Website and app data records
·····

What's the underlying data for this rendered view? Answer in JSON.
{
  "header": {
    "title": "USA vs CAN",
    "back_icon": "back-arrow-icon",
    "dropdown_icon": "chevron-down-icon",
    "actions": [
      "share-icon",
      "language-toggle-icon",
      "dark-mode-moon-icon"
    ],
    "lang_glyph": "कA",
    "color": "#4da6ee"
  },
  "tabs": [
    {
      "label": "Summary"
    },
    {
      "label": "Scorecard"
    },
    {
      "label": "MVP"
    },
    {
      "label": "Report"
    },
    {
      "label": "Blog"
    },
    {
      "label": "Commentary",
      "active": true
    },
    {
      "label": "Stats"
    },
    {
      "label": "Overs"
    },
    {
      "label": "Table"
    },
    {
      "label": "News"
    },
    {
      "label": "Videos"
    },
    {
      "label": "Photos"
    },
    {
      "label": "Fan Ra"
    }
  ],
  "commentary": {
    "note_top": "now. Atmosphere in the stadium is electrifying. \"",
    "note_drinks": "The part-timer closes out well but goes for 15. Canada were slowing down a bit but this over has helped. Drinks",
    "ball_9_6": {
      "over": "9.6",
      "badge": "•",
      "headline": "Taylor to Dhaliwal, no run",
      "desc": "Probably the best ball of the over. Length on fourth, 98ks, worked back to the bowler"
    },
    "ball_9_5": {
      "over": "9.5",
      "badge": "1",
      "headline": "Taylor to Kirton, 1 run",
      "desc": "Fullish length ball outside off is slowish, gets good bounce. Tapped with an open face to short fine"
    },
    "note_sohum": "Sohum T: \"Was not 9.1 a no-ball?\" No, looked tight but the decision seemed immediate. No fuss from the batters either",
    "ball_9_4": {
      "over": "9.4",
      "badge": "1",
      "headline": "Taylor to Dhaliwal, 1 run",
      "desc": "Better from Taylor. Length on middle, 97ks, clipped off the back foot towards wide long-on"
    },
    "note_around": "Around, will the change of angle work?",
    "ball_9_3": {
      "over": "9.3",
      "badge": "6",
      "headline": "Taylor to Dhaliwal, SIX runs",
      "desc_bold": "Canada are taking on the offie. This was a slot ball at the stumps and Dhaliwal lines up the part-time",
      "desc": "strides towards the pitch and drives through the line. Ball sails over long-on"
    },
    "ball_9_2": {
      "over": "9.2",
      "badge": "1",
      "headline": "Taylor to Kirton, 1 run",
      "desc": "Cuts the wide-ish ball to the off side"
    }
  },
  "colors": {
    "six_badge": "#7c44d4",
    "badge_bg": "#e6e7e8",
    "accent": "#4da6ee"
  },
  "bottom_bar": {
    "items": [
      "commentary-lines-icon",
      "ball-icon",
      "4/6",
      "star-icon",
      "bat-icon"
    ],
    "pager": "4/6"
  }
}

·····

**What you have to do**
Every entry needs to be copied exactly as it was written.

**Solved exercise**
What's the underlying data for this rendered view? Answer in JSON.
{
  "header": {
    "title": "USA vs CAN",
    "back_icon": "back-arrow-icon",
    "dropdown_icon": "chevron-down-icon",
    "actions": [
      "share-icon",
      "language-toggle-icon",
      "dark-mode-moon-icon"
    ],
    "lang_glyph": "कA",
    "color": "#4da6ee"
  },
  "tabs": [
    {
      "label": "Summary"
    },
    {
      "label": "Scorecard"
    },
    {
      "label": "MVP"
    },
    {
      "label": "Report"
    },
    {
      "label": "Blog"
    },
    {
      "label": "Commentary",
      "active": true
    },
    {
      "label": "Stats"
    },
    {
      "label": "Overs"
    },
    {
      "label": "Table"
    },
    {
      "label": "News"
    },
    {
      "label": "Videos"
    },
    {
      "label": "Photos"
    },
    {
      "label": "Fan Ra"
    }
  ],
  "commentary": {
    "note_top": "now. Atmosphere in the stadium is electrifying. \"",
    "note_drinks": "The part-timer closes out well but goes for 15. Canada were slowing down a bit but this over has helped. Drinks",
    "ball_9_6": {
      "over": "9.6",
      "badge": "•",
      "headline": "Taylor to Dhaliwal, no run",
      "desc": "Probably the best ball of the over. Length on fourth, 98ks, worked back to the bowler"
    },
    "ball_9_5": {
      "over": "9.5",
      "badge": "1",
      "headline": "Taylor to Kirton, 1 run",
      "desc": "Fullish length ball outside off is slowish, gets good bounce. Tapped with an open face to short fine"
    },
    "note_sohum": "Sohum T: \"Was not 9.1 a no-ball?\" No, looked tight but the decision seemed immediate. No fuss from the batters either",
    "ball_9_4": {
      "over": "9.4",
      "badge": "1",
      "headline": "Taylor to Dhaliwal, 1 run",
      "desc": "Better from Taylor. Length on middle, 97ks, clipped off the back foot towards wide long-on"
    },
    "note_around": "Around, will the change of angle work?",
    "ball_9_3": {
      "over": "9.3",
      "badge": "6",
      "headline": "Taylor to Dhaliwal, SIX runs",
      "desc_bold": "Canada are taking on the offie. This was a slot ball at the stumps and Dhaliwal lines up the part-time",
      "desc": "strides towards the pitch and drives through the line. Ball sails over long-on"
    },
    "ball_9_2": {
      "over": "9.2",
      "badge": "1",
      "headline": "Taylor to Kirton, 1 run",
      "desc": "Cuts the wide-ish ball to the off side"
    }
  },
  "colors": {
    "six_badge": "#7c44d4",
    "badge_bg": "#e6e7e8",
    "accent": "#4da6ee"
  },
  "bottom_bar": {
    "items": [
      "commentary-lines-icon",
      "ball-icon",
      "4/6",
      "star-icon",
      "bat-icon"
    ],
    "pager": "4/6"
  }
}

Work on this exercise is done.